* **Provided material**
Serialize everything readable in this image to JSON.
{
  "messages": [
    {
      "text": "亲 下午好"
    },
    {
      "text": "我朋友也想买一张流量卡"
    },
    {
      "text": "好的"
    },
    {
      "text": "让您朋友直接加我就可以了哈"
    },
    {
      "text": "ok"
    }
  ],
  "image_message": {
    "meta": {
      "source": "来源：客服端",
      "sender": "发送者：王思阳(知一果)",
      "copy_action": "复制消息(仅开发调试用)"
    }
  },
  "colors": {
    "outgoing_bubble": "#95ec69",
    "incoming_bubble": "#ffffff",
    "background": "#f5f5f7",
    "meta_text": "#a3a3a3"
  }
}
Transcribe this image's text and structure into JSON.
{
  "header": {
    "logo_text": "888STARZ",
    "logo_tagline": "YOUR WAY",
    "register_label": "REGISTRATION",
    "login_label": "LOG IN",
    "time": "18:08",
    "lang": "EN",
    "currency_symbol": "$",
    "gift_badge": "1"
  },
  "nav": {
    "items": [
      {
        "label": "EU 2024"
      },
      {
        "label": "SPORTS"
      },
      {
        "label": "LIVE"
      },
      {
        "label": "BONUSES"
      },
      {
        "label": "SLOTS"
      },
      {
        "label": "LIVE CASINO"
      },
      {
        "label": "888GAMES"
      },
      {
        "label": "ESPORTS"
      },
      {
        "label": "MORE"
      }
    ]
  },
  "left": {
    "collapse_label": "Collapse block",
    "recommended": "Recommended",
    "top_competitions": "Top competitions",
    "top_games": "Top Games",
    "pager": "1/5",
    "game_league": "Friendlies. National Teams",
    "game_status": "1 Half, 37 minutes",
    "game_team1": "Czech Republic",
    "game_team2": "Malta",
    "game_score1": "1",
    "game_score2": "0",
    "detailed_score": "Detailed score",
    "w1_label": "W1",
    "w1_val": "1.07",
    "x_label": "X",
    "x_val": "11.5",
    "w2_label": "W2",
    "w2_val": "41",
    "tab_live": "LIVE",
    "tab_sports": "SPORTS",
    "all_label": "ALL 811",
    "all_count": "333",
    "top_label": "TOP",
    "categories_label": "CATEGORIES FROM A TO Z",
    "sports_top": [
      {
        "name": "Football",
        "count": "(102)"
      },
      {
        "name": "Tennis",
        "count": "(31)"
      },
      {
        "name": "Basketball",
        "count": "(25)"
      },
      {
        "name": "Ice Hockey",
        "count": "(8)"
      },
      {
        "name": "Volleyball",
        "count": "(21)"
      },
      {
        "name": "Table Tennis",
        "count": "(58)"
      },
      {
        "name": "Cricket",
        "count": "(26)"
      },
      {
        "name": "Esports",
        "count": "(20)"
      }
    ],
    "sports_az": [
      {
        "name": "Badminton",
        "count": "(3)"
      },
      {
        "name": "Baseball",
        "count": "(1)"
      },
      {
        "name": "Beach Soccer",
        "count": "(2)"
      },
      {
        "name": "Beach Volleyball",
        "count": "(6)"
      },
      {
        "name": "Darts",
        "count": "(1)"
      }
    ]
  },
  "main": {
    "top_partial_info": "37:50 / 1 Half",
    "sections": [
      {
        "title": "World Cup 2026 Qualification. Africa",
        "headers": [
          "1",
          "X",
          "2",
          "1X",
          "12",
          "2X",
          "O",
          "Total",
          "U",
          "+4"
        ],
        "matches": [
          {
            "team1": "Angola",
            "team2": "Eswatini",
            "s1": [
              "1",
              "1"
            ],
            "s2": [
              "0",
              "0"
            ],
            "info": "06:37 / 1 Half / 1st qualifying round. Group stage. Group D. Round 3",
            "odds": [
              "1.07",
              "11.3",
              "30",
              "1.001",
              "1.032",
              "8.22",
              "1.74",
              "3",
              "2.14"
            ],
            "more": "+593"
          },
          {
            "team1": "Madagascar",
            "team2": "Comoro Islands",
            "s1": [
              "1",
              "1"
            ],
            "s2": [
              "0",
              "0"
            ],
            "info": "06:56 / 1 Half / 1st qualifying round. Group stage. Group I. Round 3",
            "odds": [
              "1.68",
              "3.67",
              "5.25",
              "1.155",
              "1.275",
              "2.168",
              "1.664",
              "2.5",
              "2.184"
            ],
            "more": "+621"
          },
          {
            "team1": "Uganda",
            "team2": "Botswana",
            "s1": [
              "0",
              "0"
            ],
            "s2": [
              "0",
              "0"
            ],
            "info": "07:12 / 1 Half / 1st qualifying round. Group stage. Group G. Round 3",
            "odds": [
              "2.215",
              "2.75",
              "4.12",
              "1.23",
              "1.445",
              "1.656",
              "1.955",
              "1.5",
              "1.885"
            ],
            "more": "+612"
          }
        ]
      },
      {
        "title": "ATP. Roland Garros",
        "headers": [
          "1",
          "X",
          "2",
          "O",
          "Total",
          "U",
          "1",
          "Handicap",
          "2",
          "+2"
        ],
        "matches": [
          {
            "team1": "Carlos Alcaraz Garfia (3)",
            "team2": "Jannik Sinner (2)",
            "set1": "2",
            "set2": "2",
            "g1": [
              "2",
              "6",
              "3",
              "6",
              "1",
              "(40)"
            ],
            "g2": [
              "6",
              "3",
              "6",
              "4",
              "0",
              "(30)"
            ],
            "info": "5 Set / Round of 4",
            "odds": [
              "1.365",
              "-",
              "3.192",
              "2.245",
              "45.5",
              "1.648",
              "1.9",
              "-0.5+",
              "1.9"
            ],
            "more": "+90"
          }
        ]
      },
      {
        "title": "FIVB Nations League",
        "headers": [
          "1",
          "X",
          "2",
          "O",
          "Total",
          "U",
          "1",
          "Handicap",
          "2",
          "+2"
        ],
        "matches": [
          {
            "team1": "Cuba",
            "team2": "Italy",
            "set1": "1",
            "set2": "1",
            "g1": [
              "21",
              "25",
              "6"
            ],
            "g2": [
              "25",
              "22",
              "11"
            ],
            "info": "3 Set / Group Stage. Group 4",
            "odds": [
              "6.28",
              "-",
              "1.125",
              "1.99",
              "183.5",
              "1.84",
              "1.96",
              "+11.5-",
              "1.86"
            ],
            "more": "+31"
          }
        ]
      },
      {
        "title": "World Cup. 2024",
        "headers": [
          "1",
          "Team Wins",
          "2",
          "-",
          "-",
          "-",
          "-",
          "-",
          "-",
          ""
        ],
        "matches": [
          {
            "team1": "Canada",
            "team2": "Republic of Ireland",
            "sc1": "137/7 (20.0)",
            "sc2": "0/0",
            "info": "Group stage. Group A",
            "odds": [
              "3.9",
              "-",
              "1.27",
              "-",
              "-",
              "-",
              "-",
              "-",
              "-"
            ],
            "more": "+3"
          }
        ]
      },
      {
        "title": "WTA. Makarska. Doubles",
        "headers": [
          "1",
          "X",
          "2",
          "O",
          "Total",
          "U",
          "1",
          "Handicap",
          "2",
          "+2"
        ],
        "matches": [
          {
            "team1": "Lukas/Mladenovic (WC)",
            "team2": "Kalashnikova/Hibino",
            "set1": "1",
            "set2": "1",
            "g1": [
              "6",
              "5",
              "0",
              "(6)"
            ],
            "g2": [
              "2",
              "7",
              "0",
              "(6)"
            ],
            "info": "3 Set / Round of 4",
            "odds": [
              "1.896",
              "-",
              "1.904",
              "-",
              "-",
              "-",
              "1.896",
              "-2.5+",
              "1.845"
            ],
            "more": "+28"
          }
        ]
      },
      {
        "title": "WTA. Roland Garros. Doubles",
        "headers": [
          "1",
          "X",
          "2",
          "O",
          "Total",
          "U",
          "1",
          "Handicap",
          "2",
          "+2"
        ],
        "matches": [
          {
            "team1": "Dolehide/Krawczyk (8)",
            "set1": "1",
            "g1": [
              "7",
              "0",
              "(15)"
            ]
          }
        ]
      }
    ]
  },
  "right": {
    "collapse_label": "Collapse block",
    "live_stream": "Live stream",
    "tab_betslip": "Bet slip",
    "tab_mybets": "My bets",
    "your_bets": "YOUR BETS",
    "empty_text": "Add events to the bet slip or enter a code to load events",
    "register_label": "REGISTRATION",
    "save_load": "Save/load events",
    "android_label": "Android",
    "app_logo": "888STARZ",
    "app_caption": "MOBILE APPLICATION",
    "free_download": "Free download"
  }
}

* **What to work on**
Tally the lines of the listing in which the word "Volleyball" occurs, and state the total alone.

* **Answer below**
2